An excerpt from a letter by Mayor William Waldo Hyde expressing support for a publicly funded library in Hartford.

An excerpt from a letter by Mayor William Waldo Hyde expressing support for a publicly funded library in Hartford.

By Jennifer Sharp, Hartford History Center archivist

In July 1892 – 130 years ago – a committee of men representing both the Wadsworth Atheneum and the Hartford Library Association presented a petition to the Mayor of Hartford, requesting that the City support a free public library.

Library service had been available in Hartford on a subscription basis since 1774. A committee of Hartford Public Library employees is preparing to celebrate the 250th anniversary of that service in 2024.

The first large public library to open was the Boston Public Library. Established in 1848, its doors opened for the first time in 1854. Other cities soon followed, and Hartford wanted to be among them.

The City of Hartford’s charter had been amended in 1883, authorizing an expenditure of up to “one-fifth (1/5) of one mill upon the grand list of said city last made and perfected, for the purpose of supporting a free public library and art gallery.” In 1892 that would have been about $9350. The petitioners estimated the operating cost for the first year could be $10,000 (Springfield, MA was spending $17,000). The Library itself would have an annual income of $2240.

Hartford Library Association shared space in the Wadsworth Atheneum with the Connecticut Historical Society, the Watkinson Reference Library, and the art gallery with which we associate the Wadsworth Atheneum name.

The public library is the especial benefactor of those who may be unable to purchase the means for mental improvement, but who are eager and earnest to learn. It is a great public educator, and as such promotes the welfare of the entire community.

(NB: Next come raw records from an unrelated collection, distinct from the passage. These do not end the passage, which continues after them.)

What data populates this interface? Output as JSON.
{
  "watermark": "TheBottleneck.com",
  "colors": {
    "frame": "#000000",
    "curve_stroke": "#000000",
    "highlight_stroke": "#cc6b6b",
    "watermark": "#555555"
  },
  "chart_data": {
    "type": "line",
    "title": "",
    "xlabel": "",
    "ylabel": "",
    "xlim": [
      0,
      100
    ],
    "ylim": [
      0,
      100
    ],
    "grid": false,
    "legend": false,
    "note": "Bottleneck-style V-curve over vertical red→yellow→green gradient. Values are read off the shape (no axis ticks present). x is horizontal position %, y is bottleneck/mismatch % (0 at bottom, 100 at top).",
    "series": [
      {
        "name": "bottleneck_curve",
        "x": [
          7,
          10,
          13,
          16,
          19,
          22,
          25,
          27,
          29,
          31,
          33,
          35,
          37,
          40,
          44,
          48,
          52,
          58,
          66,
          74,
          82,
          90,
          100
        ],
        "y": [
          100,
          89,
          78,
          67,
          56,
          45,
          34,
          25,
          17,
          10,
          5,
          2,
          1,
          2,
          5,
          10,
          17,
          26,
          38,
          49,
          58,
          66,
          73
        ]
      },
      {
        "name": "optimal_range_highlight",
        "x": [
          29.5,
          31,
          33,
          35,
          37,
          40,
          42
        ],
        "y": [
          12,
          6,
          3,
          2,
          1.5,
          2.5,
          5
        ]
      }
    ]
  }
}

$125,000 had been raised for expansion of the Atheneum’s building. According to an 1891 Hartford Courant article, the Hartford Library would occupy most of the first floor. There would also be a fund for care and maintenance of the building. “The especial object,” wrote the petition’s authors, “which the promoters and donors of the fund had at heart was to provide a free public library of circulation, which could be enjoyed by every citizen.”

Francis Goodwin, J[ames] G. Batterson, Cha[rle]s Hopkins Clark, N[athaniel] Shipman, Henry C. Robinson, and Charles E. Gross signed the petition, addressed to the Mayor, Aldermen, and Common Council. Mayor William Waldo Hyde sent his recommendation to the Council. Acknowledging it is not best practice to alter the City’s budget mid-year, the Mayor believed the public library was a worthy exception. “The public library is the especial benefactor of those who may be unable to purchase the means for mental improvement, but who are eager and earnest to learn,” Hyde declared. “It is a great public educator, and as such promotes the welfare of the entire community.” He believed the building would always be occupied once it opened.

The petition was successful. On August 15 the Council allocated $1500 (less than the requested $4500 for the remainder of the fiscal year), and the free public library opened its doors on September 15, 1892. Hartford Public Library was officially incorporated in 1893.

The petition and mayor’s letter are part of the Hartford Town and City Clerk Archives (Box 285), held by HPL’s Hartford History Center. The collection is open for research.

Comments are closed.

SEARCH

Encore Search:

Archives